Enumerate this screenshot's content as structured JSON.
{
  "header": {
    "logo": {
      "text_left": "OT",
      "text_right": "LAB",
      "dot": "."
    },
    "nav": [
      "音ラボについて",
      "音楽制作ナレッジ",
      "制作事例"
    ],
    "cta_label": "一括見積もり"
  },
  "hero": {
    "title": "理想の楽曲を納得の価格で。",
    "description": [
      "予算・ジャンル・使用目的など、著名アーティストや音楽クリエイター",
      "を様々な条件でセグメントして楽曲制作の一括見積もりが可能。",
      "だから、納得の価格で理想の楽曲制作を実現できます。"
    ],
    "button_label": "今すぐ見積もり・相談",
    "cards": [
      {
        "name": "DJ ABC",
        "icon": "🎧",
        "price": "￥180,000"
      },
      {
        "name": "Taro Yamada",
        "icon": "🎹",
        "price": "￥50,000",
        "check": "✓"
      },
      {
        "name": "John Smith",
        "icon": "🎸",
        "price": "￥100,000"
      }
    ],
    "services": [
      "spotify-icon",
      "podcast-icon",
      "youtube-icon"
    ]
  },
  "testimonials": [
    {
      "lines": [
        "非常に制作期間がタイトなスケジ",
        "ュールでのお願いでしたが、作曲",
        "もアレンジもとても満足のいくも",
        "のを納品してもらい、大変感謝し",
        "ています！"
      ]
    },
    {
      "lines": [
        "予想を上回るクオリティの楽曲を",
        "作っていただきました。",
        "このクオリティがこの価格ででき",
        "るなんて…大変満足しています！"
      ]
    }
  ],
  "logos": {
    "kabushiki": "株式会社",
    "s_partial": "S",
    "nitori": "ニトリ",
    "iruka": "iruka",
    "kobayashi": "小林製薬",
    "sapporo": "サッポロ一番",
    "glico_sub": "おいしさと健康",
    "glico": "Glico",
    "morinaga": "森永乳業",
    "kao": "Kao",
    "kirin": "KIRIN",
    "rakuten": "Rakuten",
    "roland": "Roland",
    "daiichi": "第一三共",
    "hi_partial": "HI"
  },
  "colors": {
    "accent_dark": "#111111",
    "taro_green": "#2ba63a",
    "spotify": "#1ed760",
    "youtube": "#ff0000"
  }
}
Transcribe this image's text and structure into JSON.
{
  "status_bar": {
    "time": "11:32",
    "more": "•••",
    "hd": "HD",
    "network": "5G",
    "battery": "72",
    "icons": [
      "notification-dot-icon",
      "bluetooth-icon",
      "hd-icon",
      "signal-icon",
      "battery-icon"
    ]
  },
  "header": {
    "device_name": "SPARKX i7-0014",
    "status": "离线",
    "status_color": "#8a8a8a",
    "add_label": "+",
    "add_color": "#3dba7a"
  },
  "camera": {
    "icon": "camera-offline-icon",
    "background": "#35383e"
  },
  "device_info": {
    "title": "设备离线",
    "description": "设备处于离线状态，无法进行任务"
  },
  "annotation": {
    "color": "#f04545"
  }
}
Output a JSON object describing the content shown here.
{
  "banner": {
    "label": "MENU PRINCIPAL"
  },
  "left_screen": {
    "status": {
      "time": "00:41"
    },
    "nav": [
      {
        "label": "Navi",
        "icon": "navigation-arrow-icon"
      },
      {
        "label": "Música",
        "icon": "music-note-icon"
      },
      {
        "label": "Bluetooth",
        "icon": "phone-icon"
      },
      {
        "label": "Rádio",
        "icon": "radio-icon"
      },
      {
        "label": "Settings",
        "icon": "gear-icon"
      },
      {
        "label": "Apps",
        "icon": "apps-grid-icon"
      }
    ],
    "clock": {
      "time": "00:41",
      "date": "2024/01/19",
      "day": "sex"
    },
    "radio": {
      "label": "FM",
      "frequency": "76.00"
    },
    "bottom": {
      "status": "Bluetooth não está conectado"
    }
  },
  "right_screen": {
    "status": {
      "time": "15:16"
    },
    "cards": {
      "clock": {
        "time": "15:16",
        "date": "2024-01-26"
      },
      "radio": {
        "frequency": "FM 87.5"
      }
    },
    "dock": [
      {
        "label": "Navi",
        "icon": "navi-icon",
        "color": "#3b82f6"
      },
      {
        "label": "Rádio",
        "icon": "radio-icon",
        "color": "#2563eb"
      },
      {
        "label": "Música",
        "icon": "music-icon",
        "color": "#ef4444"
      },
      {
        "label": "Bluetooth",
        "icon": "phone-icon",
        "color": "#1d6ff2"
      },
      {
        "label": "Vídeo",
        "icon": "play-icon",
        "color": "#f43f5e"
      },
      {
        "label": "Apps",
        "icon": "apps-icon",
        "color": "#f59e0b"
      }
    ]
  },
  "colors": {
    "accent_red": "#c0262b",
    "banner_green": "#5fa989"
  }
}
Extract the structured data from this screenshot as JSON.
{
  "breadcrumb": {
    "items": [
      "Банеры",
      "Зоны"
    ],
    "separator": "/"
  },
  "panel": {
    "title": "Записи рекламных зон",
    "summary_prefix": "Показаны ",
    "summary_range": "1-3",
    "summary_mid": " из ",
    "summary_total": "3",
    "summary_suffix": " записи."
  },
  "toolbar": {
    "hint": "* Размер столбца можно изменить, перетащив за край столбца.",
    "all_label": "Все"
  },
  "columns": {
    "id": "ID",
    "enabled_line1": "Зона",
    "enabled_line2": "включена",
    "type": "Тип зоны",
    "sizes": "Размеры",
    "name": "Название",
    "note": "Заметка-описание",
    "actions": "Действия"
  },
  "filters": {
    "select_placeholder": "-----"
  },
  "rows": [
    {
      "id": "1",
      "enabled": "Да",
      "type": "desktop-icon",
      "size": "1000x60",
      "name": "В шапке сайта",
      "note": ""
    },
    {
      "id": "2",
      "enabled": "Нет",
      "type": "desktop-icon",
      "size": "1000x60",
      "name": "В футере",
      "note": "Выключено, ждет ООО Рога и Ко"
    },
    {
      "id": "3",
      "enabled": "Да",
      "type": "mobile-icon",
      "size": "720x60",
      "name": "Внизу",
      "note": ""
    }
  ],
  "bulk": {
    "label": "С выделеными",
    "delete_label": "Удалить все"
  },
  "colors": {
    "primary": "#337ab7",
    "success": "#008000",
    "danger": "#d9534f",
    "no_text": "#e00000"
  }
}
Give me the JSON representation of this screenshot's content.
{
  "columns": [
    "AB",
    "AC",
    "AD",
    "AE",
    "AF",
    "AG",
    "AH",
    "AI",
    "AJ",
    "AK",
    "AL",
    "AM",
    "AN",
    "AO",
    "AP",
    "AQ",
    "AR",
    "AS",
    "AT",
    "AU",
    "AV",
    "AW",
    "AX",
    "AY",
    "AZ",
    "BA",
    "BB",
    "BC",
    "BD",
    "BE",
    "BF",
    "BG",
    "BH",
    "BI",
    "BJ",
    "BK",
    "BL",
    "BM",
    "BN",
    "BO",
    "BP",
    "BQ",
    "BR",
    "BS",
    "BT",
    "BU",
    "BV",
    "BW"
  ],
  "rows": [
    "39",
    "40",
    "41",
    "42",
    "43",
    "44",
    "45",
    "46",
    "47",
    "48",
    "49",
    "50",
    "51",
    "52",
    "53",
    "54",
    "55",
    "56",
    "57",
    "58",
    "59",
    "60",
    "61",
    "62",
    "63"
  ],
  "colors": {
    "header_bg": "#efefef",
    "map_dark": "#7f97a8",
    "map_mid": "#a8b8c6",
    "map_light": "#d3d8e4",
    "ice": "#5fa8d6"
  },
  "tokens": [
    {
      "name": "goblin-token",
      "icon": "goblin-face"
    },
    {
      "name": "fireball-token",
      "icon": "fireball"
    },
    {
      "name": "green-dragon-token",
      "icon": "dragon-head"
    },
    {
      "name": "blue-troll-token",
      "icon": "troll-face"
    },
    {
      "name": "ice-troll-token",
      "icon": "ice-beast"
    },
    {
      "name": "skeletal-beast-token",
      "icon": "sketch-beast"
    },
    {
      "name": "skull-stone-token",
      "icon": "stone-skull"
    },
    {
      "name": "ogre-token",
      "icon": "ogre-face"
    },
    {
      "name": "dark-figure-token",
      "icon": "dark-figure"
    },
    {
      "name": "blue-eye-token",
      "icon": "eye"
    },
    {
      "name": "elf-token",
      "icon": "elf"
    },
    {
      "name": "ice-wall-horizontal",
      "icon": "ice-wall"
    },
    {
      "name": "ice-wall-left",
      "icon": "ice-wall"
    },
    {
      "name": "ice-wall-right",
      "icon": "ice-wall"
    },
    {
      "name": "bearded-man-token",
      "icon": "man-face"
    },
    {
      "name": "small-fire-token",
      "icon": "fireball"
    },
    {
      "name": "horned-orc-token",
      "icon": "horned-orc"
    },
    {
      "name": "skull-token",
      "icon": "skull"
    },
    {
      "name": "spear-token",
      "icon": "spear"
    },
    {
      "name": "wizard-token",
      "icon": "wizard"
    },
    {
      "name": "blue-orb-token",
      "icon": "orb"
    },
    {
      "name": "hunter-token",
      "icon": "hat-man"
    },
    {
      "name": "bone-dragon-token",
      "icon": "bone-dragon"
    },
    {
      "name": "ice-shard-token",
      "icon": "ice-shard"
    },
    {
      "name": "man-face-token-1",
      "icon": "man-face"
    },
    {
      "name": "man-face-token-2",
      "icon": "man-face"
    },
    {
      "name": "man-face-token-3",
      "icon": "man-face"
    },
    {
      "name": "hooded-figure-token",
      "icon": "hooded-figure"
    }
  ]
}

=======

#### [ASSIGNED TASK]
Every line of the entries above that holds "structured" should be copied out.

#### [SOLUTION FOR THIS PROBLEM]
Enumerate this screenshot's content as structured JSON.
Extract the structured data from this screenshot as JSON.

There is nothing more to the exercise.